## Input data:
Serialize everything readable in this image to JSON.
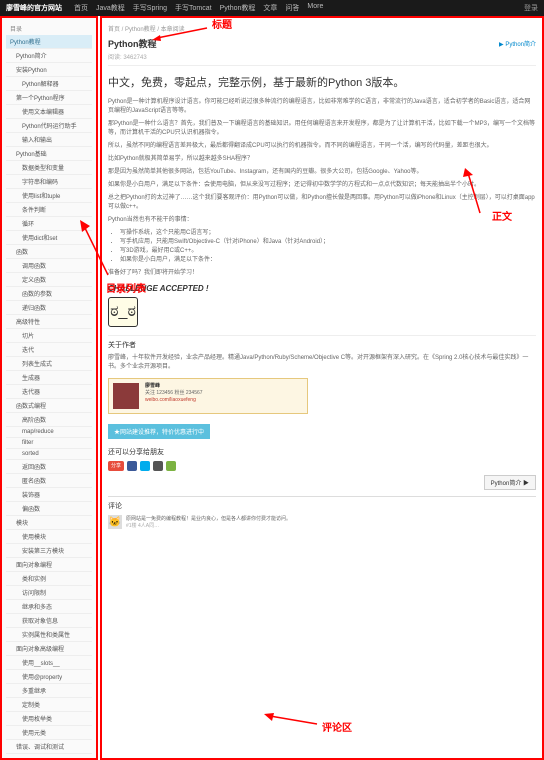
{
  "topbar": {
    "site": "廖雪峰的官方网站",
    "nav": [
      "首页",
      "Java教程",
      "手写Spring",
      "手写Tomcat",
      "Python教程",
      "文章",
      "问答",
      "More"
    ],
    "login": "登录"
  },
  "sidebar": {
    "label_toc": "目录",
    "items": [
      {
        "t": "Python教程",
        "cls": "active"
      },
      {
        "t": "Python简介",
        "cls": "sub"
      },
      {
        "t": "安装Python",
        "cls": "sub"
      },
      {
        "t": "Python解释器",
        "cls": "sub2"
      },
      {
        "t": "第一个Python程序",
        "cls": "sub"
      },
      {
        "t": "使用文本编辑器",
        "cls": "sub2"
      },
      {
        "t": "Python代码运行助手",
        "cls": "sub2"
      },
      {
        "t": "输入和输出",
        "cls": "sub2"
      },
      {
        "t": "Python基础",
        "cls": "sub"
      },
      {
        "t": "数据类型和变量",
        "cls": "sub2"
      },
      {
        "t": "字符串和编码",
        "cls": "sub2"
      },
      {
        "t": "使用list和tuple",
        "cls": "sub2"
      },
      {
        "t": "条件判断",
        "cls": "sub2"
      },
      {
        "t": "循环",
        "cls": "sub2"
      },
      {
        "t": "使用dict和set",
        "cls": "sub2"
      },
      {
        "t": "函数",
        "cls": "sub"
      },
      {
        "t": "调用函数",
        "cls": "sub2"
      },
      {
        "t": "定义函数",
        "cls": "sub2"
      },
      {
        "t": "函数的参数",
        "cls": "sub2"
      },
      {
        "t": "递归函数",
        "cls": "sub2"
      },
      {
        "t": "高级特性",
        "cls": "sub"
      },
      {
        "t": "切片",
        "cls": "sub2"
      },
      {
        "t": "迭代",
        "cls": "sub2"
      },
      {
        "t": "列表生成式",
        "cls": "sub2"
      },
      {
        "t": "生成器",
        "cls": "sub2"
      },
      {
        "t": "迭代器",
        "cls": "sub2"
      },
      {
        "t": "函数式编程",
        "cls": "sub"
      },
      {
        "t": "高阶函数",
        "cls": "sub2"
      },
      {
        "t": "map/reduce",
        "cls": "sub2"
      },
      {
        "t": "filter",
        "cls": "sub2"
      },
      {
        "t": "sorted",
        "cls": "sub2"
      },
      {
        "t": "返回函数",
        "cls": "sub2"
      },
      {
        "t": "匿名函数",
        "cls": "sub2"
      },
      {
        "t": "装饰器",
        "cls": "sub2"
      },
      {
        "t": "偏函数",
        "cls": "sub2"
      },
      {
        "t": "模块",
        "cls": "sub"
      },
      {
        "t": "使用模块",
        "cls": "sub2"
      },
      {
        "t": "安装第三方模块",
        "cls": "sub2"
      },
      {
        "t": "面向对象编程",
        "cls": "sub"
      },
      {
        "t": "类和实例",
        "cls": "sub2"
      },
      {
        "t": "访问限制",
        "cls": "sub2"
      },
      {
        "t": "继承和多态",
        "cls": "sub2"
      },
      {
        "t": "获取对象信息",
        "cls": "sub2"
      },
      {
        "t": "实例属性和类属性",
        "cls": "sub2"
      },
      {
        "t": "面向对象高级编程",
        "cls": "sub"
      },
      {
        "t": "使用__slots__",
        "cls": "sub2"
      },
      {
        "t": "使用@property",
        "cls": "sub2"
      },
      {
        "t": "多重继承",
        "cls": "sub2"
      },
      {
        "t": "定制类",
        "cls": "sub2"
      },
      {
        "t": "使用枚举类",
        "cls": "sub2"
      },
      {
        "t": "使用元类",
        "cls": "sub2"
      },
      {
        "t": "错误、调试和测试",
        "cls": "sub"
      }
    ]
  },
  "main": {
    "breadcrumb": "首页 / Python教程 / 本章阅读",
    "title": "Python教程",
    "next": "▶ Python简介",
    "reads": "阅读: 3462743",
    "hero": "中文，免费，零起点，完整示例，基于最新的Python 3版本。",
    "p1": "Python是一种计算机程序设计语言。你可能已经听说过很多种流行的编程语言，比如非常难学的C语言，非常流行的Java语言，适合初学者的Basic语言，适合网页编程的JavaScript语言等等。",
    "p2": "那Python是一种什么语言？首先，我们普及一下编程语言的基础知识。用任何编程语言来开发程序，都是为了让计算机干活，比如下载一个MP3，编写一个文档等等，而计算机干活的CPU只认识机器指令。",
    "p3": "所以，虽然不同的编程语言差异极大，最后都得翻译成CPU可以执行的机器指令。而不同的编程语言，干同一个活，编写的代码量，差距也很大。",
    "p4": "比如Python就极其简单易学，所以越来越多SHA程序？",
    "p5": "那是因为虽然简单其他很多网站，包括YouTube、Instagram，还有国内的豆瓣。很多大公司，包括Google、Yahoo等。",
    "p6": "如果你是小白用户，满足以下条件：会使用电脑，但从来没写过程序；还记得初中数学学的方程式和一点点代数知识；每天能抽出半个小时。",
    "p7": "总之把Python打的太过神了……这个我们要客观评价：用Python可以做，和Python擅长做是两回事。用Python可以做iPhone和Linux（主控制层），可以打桌面app可以做c++。",
    "p8": "Python当然也有不能干的事情：",
    "bullets": [
      "写操作系统，这个只能用C语言写；",
      "写手机应用，只能用Swift/Objective-C（针对iPhone）和Java（针对Android）；",
      "写3D游戏，最好用C或C++。",
      "如果你是小白用户，满足以下条件："
    ],
    "p9": "准备好了吗？我们即将开始学习！",
    "challenge": "CHALLENGE ACCEPTED !",
    "about_title": "关于作者",
    "about_text": "廖雪峰，十年软件开发经验，业余产品经理。精通Java/Python/Ruby/Scheme/Objective C等。对开源框架有深入研究。在《Spring 2.0核心技术与最佳实践》一书。多个业余开源项目。",
    "author_name": "廖雪峰",
    "author_meta": "关注 123456 粉丝 234567",
    "author_link": "weibo.com/liaoxuefeng",
    "promo": "★网站建设推荐，特价优惠进行中",
    "support_title": "还可以分享给朋友",
    "share_label": "分享",
    "next_btn": "Python简介 ▶",
    "comments_title": "评论",
    "comment1": "原网站是一免费的编程教程！是业内良心，但是各人都讲你付费才能访问。",
    "comment1_meta": "#1楼 4人A同…"
  },
  "annotations": {
    "title": "标题",
    "toc": "目录列表",
    "body": "正文",
    "comments": "评论区"
  }
}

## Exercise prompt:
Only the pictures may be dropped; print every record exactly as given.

## Answer to the problem:
Serialize everything readable in this image to JSON.
{
  "topbar": {
    "site": "廖雪峰的官方网站",
    "nav": [
      "首页",
      "Java教程",
      "手写Spring",
      "手写Tomcat",
      "Python教程",
      "文章",
      "问答",
      "More"
    ],
    "login": "登录"
  },
  "sidebar": {
    "label_toc": "目录",
    "items": [
      {
        "t": "Python教程",
        "cls": "active"
      },
      {
        "t": "Python简介",
        "cls": "sub"
      },
      {
        "t": "安装Python",
        "cls": "sub"
      },
      {
        "t": "Python解释器",
        "cls": "sub2"
      },
      {
        "t": "第一个Python程序",
        "cls": "sub"
      },
      {
        "t": "使用文本编辑器",
        "cls": "sub2"
      },
      {
        "t": "Python代码运行助手",
        "cls": "sub2"
      },
      {
        "t": "输入和输出",
        "cls": "sub2"
      },
      {
        "t": "Python基础",
        "cls": "sub"
      },
      {
        "t": "数据类型和变量",
        "cls": "sub2"
      },
      {
        "t": "字符串和编码",
        "cls": "sub2"
      },
      {
        "t": "使用list和tuple",
        "cls": "sub2"
      },
      {
        "t": "条件判断",
        "cls": "sub2"
      },
      {
        "t": "循环",
        "cls": "sub2"
      },
      {
        "t": "使用dict和set",
        "cls": "sub2"
      },
      {
        "t": "函数",
        "cls": "sub"
      },
      {
        "t": "调用函数",
        "cls": "sub2"
      },
      {
        "t": "定义函数",
        "cls": "sub2"
      },
      {
        "t": "函数的参数",
        "cls": "sub2"
      },
      {
        "t": "递归函数",
        "cls": "sub2"
      },
      {
        "t": "高级特性",
        "cls": "sub"
      },
      {
        "t": "切片",
        "cls": "sub2"
      },
      {
        "t": "迭代",
        "cls": "sub2"
      },
      {
        "t": "列表生成式",
        "cls": "sub2"
      },
      {
        "t": "生成器",
        "cls": "sub2"
      },
      {
        "t": "迭代器",
        "cls": "sub2"
      },
      {
        "t": "函数式编程",
        "cls": "sub"
      },
      {
        "t": "高阶函数",
        "cls": "sub2"
      },
      {
        "t": "map/reduce",
        "cls": "sub2"
      },
      {
        "t": "filter",
        "cls": "sub2"
      },
      {
        "t": "sorted",
        "cls": "sub2"
      },
      {
        "t": "返回函数",
        "cls": "sub2"
      },
      {
        "t": "匿名函数",
        "cls": "sub2"
      },
      {
        "t": "装饰器",
        "cls": "sub2"
      },
      {
        "t": "偏函数",
        "cls": "sub2"
      },
      {
        "t": "模块",
        "cls": "sub"
      },
      {
        "t": "使用模块",
        "cls": "sub2"
      },
      {
        "t": "安装第三方模块",
        "cls": "sub2"
      },
      {
        "t": "面向对象编程",
        "cls": "sub"
      },
      {
        "t": "类和实例",
        "cls": "sub2"
      },
      {
        "t": "访问限制",
        "cls": "sub2"
      },
      {
        "t": "继承和多态",
        "cls": "sub2"
      },
      {
        "t": "获取对象信息",
        "cls": "sub2"
      },
      {
        "t": "实例属性和类属性",
        "cls": "sub2"
      },
      {
        "t": "面向对象高级编程",
        "cls": "sub"
      },
      {
        "t": "使用__slots__",
        "cls": "sub2"
      },
      {
        "t": "使用@property",
        "cls": "sub2"
      },
      {
        "t": "多重继承",
        "cls": "sub2"
      },
      {
        "t": "定制类",
        "cls": "sub2"
      },
      {
        "t": "使用枚举类",
        "cls": "sub2"
      },
      {
        "t": "使用元类",
        "cls": "sub2"
      },
      {
        "t": "错误、调试和测试",
        "cls": "sub"
      }
    ]
  },
  "main": {
    "breadcrumb": "首页 / Python教程 / 本章阅读",
    "title": "Python教程",
    "next": "▶ Python简介",
    "reads": "阅读: 3462743",
    "hero": "中文，免费，零起点，完整示例，基于最新的Python 3版本。",
    "p1": "Python是一种计算机程序设计语言。你可能已经听说过很多种流行的编程语言，比如非常难学的C语言，非常流行的Java语言，适合初学者的Basic语言，适合网页编程的JavaScript语言等等。",
    "p2": "那Python是一种什么语言？首先，我们普及一下编程语言的基础知识。用任何编程语言来开发程序，都是为了让计算机干活，比如下载一个MP3，编写一个文档等等，而计算机干活的CPU只认识机器指令。",
    "p3": "所以，虽然不同的编程语言差异极大，最后都得翻译成CPU可以执行的机器指令。而不同的编程语言，干同一个活，编写的代码量，差距也很大。",
    "p4": "比如Python就极其简单易学，所以越来越多SHA程序？",
    "p5": "那是因为虽然简单其他很多网站，包括YouTube、Instagram，还有国内的豆瓣。很多大公司，包括Google、Yahoo等。",
    "p6": "如果你是小白用户，满足以下条件：会使用电脑，但从来没写过程序；还记得初中数学学的方程式和一点点代数知识；每天能抽出半个小时。",
    "p7": "总之把Python打的太过神了……这个我们要客观评价：用Python可以做，和Python擅长做是两回事。用Python可以做iPhone和Linux（主控制层），可以打桌面app可以做c++。",
    "p8": "Python当然也有不能干的事情：",
    "bullets": [
      "写操作系统，这个只能用C语言写；",
      "写手机应用，只能用Swift/Objective-C（针对iPhone）和Java（针对Android）；",
      "写3D游戏，最好用C或C++。",
      "如果你是小白用户，满足以下条件："
    ],
    "p9": "准备好了吗？我们即将开始学习！",
    "challenge": "CHALLENGE ACCEPTED !",
    "about_title": "关于作者",
    "about_text": "廖雪峰，十年软件开发经验，业余产品经理。精通Java/Python/Ruby/Scheme/Objective C等。对开源框架有深入研究。在《Spring 2.0核心技术与最佳实践》一书。多个业余开源项目。",
    "author_name": "廖雪峰",
    "author_meta": "关注 123456 粉丝 234567",
    "author_link": "weibo.com/liaoxuefeng",
    "promo": "★网站建设推荐，特价优惠进行中",
    "support_title": "还可以分享给朋友",
    "share_label": "分享",
    "next_btn": "Python简介 ▶",
    "comments_title": "评论",
    "comment1": "原网站是一免费的编程教程！是业内良心，但是各人都讲你付费才能访问。",
    "comment1_meta": "#1楼 4人A同…"
  },
  "annotations": {
    "title": "标题",
    "toc": "目录列表",
    "body": "正文",
    "comments": "评论区"
  }
}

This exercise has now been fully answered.